◆ Description of the task
Filter the entries, keeping every line with the word "high".

◆ Data extracts
===
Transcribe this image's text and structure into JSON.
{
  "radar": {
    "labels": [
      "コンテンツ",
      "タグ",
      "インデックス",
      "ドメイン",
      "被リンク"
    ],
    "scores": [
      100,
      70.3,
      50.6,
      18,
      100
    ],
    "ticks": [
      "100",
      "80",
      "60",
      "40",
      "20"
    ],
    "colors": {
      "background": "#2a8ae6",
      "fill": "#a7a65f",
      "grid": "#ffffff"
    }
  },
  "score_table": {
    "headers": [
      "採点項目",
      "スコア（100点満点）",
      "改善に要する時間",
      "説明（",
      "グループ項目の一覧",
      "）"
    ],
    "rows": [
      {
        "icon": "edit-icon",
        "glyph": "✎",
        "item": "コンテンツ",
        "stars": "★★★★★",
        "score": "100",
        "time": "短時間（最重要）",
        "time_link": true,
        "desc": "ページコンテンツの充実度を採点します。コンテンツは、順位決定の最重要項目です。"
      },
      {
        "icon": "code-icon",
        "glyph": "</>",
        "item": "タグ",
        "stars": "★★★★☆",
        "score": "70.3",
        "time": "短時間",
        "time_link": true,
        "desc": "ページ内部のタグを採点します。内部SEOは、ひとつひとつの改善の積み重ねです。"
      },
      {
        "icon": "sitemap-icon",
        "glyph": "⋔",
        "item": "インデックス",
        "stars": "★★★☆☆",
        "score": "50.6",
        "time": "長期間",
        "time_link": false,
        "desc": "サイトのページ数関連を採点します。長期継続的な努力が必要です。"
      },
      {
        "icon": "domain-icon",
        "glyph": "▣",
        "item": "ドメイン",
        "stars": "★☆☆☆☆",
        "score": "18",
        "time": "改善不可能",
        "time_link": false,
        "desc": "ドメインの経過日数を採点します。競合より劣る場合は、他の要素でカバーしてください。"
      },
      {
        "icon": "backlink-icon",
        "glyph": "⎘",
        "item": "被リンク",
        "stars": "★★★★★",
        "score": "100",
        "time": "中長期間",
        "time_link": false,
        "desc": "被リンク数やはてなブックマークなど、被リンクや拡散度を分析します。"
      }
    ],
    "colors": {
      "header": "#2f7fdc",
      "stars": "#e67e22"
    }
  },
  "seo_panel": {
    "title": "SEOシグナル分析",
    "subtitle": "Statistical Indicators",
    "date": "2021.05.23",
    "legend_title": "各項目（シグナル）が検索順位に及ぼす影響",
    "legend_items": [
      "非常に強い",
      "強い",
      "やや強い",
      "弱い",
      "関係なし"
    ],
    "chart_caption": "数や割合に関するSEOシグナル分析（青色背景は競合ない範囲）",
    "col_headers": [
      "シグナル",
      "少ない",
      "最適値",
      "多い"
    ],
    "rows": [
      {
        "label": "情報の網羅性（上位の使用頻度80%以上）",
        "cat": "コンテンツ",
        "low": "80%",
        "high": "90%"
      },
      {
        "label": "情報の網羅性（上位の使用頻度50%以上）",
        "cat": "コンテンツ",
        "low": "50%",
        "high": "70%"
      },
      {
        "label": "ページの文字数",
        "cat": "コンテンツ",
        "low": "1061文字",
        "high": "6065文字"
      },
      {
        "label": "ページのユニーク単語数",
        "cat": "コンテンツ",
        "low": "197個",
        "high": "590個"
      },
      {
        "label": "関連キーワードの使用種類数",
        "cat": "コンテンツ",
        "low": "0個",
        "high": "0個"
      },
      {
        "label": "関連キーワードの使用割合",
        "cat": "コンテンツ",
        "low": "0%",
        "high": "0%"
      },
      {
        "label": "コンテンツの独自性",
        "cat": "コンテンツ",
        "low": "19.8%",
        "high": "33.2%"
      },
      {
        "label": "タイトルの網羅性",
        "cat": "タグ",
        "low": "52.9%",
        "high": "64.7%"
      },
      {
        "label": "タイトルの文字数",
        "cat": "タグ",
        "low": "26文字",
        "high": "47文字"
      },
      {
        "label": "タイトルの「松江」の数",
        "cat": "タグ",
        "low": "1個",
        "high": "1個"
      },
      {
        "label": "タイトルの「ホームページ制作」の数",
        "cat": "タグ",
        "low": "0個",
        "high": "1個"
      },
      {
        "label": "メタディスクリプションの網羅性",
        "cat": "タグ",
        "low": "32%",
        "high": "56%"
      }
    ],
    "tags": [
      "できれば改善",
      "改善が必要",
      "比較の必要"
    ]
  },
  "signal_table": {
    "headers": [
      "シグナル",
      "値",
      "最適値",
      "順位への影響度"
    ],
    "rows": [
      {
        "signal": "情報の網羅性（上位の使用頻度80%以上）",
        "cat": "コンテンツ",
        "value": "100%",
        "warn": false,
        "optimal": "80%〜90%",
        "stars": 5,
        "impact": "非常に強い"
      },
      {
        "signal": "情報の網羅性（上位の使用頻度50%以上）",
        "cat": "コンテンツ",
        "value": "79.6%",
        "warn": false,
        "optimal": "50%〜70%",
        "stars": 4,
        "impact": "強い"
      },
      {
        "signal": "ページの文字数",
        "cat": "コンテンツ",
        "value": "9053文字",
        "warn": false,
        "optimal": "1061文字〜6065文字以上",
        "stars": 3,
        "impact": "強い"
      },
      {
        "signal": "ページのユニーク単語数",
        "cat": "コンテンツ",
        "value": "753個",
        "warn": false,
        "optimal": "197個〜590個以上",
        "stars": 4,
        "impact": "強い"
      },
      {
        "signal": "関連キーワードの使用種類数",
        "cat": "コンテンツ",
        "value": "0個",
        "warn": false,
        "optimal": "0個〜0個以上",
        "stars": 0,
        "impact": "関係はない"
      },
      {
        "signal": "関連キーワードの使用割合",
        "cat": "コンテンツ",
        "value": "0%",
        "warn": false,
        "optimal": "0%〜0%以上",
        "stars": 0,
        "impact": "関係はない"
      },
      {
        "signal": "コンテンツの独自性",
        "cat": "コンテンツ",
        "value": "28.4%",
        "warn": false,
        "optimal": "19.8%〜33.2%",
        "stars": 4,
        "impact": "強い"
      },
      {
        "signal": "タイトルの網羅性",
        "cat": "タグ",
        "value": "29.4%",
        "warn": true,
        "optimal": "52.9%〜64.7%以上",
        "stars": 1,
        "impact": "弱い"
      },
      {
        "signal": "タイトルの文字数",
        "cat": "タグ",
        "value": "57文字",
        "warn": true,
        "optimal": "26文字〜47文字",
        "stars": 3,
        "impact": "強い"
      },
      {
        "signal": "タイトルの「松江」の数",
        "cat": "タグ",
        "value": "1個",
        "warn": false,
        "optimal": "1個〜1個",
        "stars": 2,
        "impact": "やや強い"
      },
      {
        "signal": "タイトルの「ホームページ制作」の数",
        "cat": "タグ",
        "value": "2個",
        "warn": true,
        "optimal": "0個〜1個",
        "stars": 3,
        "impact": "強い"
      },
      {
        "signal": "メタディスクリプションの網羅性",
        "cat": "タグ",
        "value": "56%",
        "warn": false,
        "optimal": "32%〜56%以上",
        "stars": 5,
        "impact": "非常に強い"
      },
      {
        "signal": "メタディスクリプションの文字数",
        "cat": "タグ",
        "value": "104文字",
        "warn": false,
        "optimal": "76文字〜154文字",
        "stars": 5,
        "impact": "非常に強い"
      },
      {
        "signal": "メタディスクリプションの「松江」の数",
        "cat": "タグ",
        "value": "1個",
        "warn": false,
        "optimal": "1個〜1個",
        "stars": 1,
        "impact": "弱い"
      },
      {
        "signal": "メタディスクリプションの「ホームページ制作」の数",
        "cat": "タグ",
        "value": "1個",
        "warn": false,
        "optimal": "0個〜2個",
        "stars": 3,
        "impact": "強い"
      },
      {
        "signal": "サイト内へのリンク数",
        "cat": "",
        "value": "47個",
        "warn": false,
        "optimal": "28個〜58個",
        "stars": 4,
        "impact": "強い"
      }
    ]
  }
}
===
◆ Problem solution
        "high": "90%"
        "high": "70%"
        "high": "6065文字"
        "high": "590個"
        "high": "0個"
        "high": "0%"
        "high": "33.2%"
        "high": "64.7%"
        "high": "47文字"
        "high": "1個"
        "high": "1個"
        "high": "56%"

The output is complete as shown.